Cost: High (I think this tumbler was in the $300-350 dollar range)
Labor: Medium (It’s easy to take out material, but it is hard to put it in)
Speed of compost: Fast (You can turn the material easily)
2. The standard two pile system where you add to one side until it is really full then you add material to the other side, while the first pile cooks. This is OK, but you still have to worry about leaching and rodents, and it’s a pain in the neck to shovel the compost out.
Cost: Medium (You can make these out of old pallets, but it is still more expensive than just a pile)
Labor: High (What a pain to shovel in and out)
Speed of compost: Slow (Most people will not take time to turn the pile, what a pain)
3. The pile system is good if you have a tractor or front end loader. If not, you can use a fork. I’ve found that if the pile is too small, it doesn’t heat up enough. If the pile is about 4 feet tall, then things seem to cook well, but I don’t have any science to back that up, just observation.
Cost: Low (I put low cost here, because it is taking up land space, which isn’t free)
Labor: High (Human labor can be low, if you have a tractor, but you are still using all the embodied energy in the diesel fuel)
Speed of compost: Medium (A bigger pile seems to compost a little quicker than a smaller pile)
So now that we know how to compost, I can tell you that I hardly compost at all anymore. I love solutions that are easy. We want to get rid of waste, and fertilize and amend our garden soils. Why do we need to put our organic material into a pile to do this? Why can’t we compost in place? Why bother moving it into a pile, only to be moved again later? It seems so inefficient.
A lot of permaculturalists and gardeners are going to the Ruth Stoudt method of sheet mulching or composting in place. I’ve been doing this for the past few years, and I really think it is the way to go. For me, I have a lot of grass and weed clippings, chicken manure, and leftover plant leaves and debris. Now I just spread my grass clippings thinly and evenly in my garden beds. I do keep the clippings from away from my plants, as they are hot while they are green. I try to put the clippings in areas where plants have recently finished, or in fallow areas. They do dry out in just a couple of days. When I prune, or when a plant is finished producing, I simply let it decompose in place. If it’s good enough for nature, it’s good enough for me. I put my chicken manure in swale trenches to feed my fruit trees, or in fallow areas of the garden.

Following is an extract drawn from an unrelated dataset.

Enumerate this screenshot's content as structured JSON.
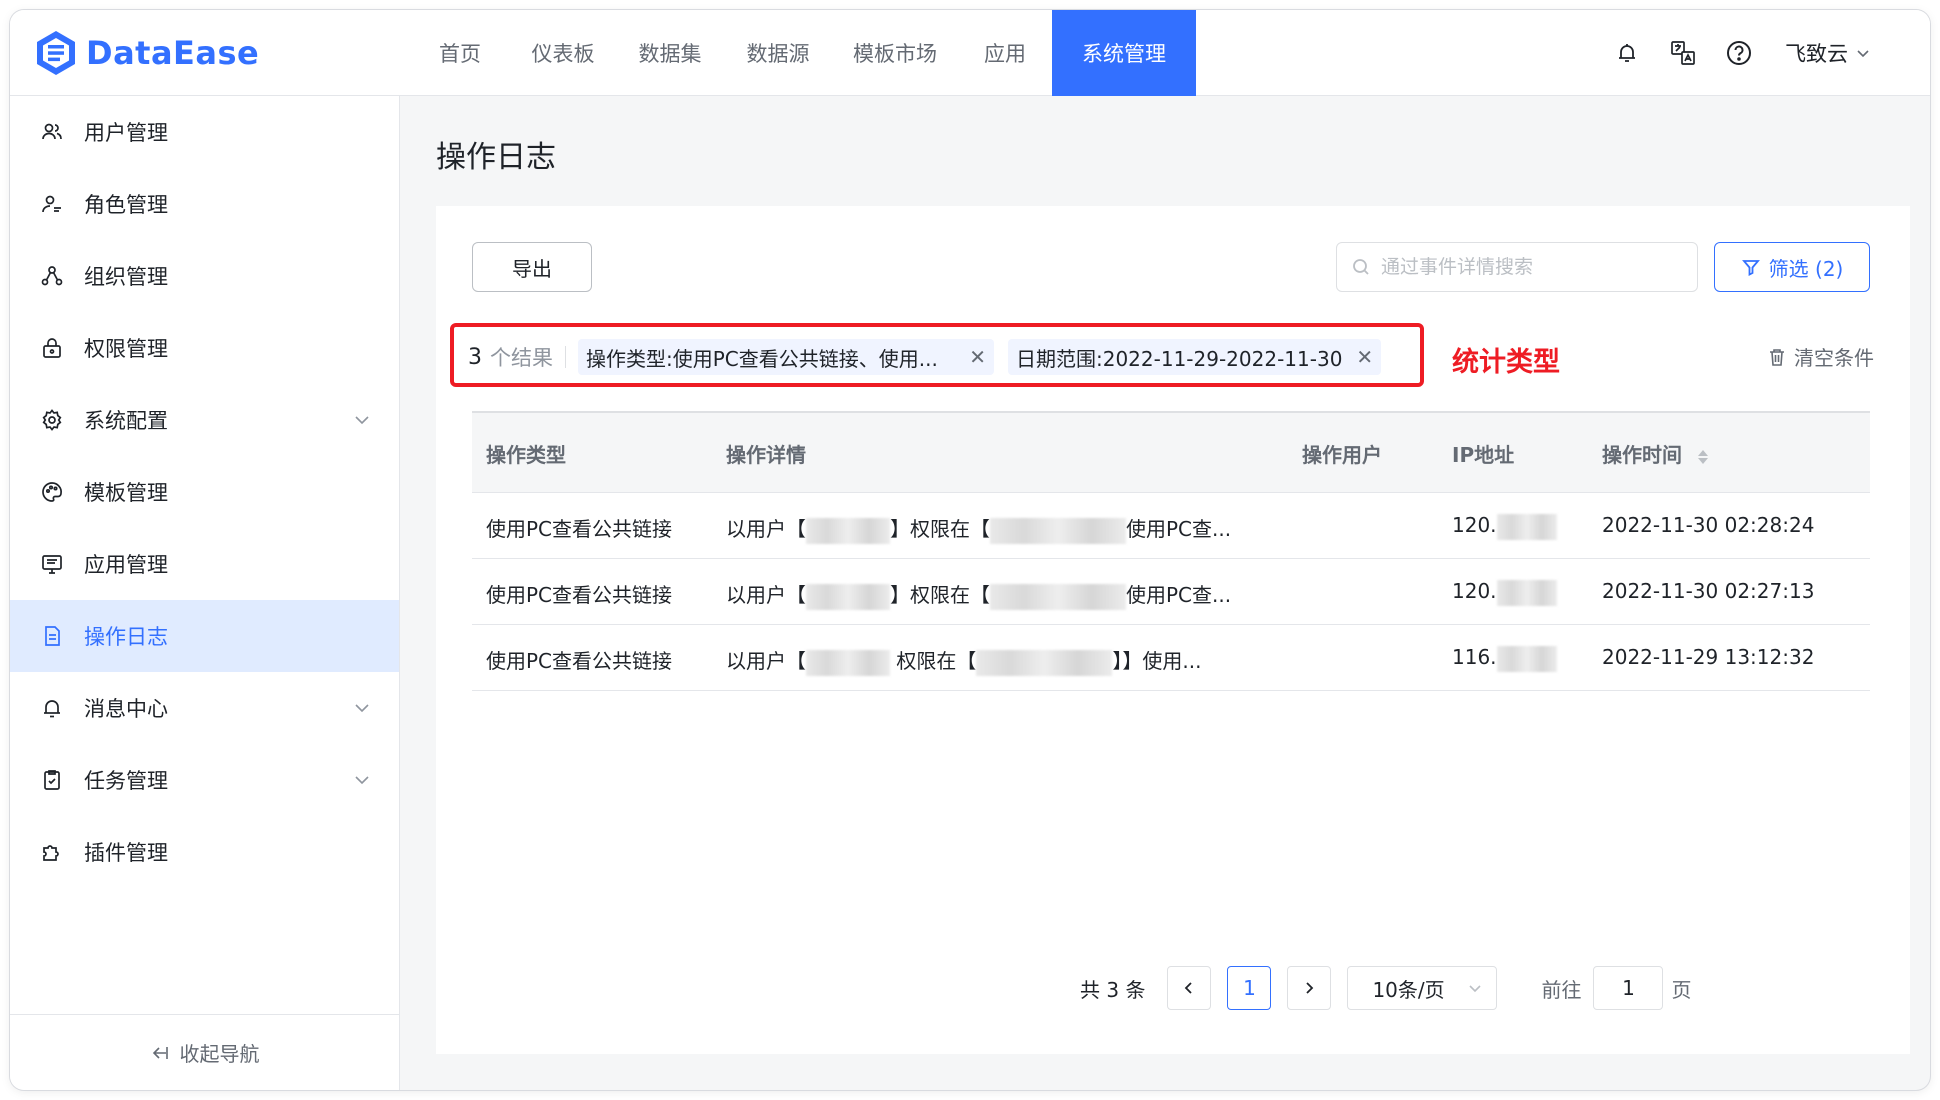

Chicken manure is hot, so you should keep it away from your plants, until it is composted.
Dried Grass Clippings
So at this point, the only extra step I need to make is to empty the deep litter trays in my chicken coops. This is the easiest way I have found to maintain good soil fertility and deal with any leftover organic materials. Thank you Ruth Stoudt!
~ Phil Williams
Phil Williams is a permaculture consultant and designer and creator of the website foodproduction101.com. His website provides useful, timely information for the experienced or beginning gardener, landscaper, or permaculturalist. Phil’s personal goals are to build soil, restore and regenerate degraded landscapes, grow and raise an abundance of healthy food of great variety, design and install resilient permaculture gardens in the most efficient manner possible, and teach others along the way.